— DESCRIPTION OF THE TASK —
Please filter the listing below and copy out the lines that hold "this".
┌──
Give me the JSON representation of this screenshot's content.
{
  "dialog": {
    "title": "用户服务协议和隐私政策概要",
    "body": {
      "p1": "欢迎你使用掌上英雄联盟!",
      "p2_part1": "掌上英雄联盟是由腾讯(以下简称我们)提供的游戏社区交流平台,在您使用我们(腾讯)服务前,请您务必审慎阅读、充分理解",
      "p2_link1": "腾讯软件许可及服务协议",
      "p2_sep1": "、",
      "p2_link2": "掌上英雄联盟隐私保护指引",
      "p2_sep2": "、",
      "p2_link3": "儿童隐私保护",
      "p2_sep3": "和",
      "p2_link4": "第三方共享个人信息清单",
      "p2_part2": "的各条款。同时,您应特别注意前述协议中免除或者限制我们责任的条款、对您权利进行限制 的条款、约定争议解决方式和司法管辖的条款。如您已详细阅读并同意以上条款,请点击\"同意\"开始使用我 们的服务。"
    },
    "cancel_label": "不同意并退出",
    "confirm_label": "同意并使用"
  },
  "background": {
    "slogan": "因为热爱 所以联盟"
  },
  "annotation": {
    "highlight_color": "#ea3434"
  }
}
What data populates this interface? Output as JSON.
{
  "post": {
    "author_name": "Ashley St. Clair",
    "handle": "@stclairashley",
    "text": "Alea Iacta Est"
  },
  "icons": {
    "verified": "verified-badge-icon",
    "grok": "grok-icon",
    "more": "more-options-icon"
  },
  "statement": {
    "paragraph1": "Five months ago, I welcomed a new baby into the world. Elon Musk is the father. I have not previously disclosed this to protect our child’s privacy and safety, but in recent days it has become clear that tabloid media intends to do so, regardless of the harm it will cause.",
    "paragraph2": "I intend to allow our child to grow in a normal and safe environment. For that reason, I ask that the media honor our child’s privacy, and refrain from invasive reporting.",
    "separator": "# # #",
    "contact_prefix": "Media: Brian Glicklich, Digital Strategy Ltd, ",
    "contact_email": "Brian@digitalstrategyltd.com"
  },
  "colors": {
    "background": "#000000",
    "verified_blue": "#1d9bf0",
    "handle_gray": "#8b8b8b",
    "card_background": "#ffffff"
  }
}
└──
— THE COMPLETED TASK —
Give me the JSON representation of this screenshot's content.
What data populates this interface? Output as JSON.
    "paragraph1": "Five months ago, I welcomed a new baby into the world. Elon Musk is the father. I have not previously disclosed this to protect our child’s privacy and safety, but in recent days it has become clear that tabloid media intends to do so, regardless of the harm it will cause.",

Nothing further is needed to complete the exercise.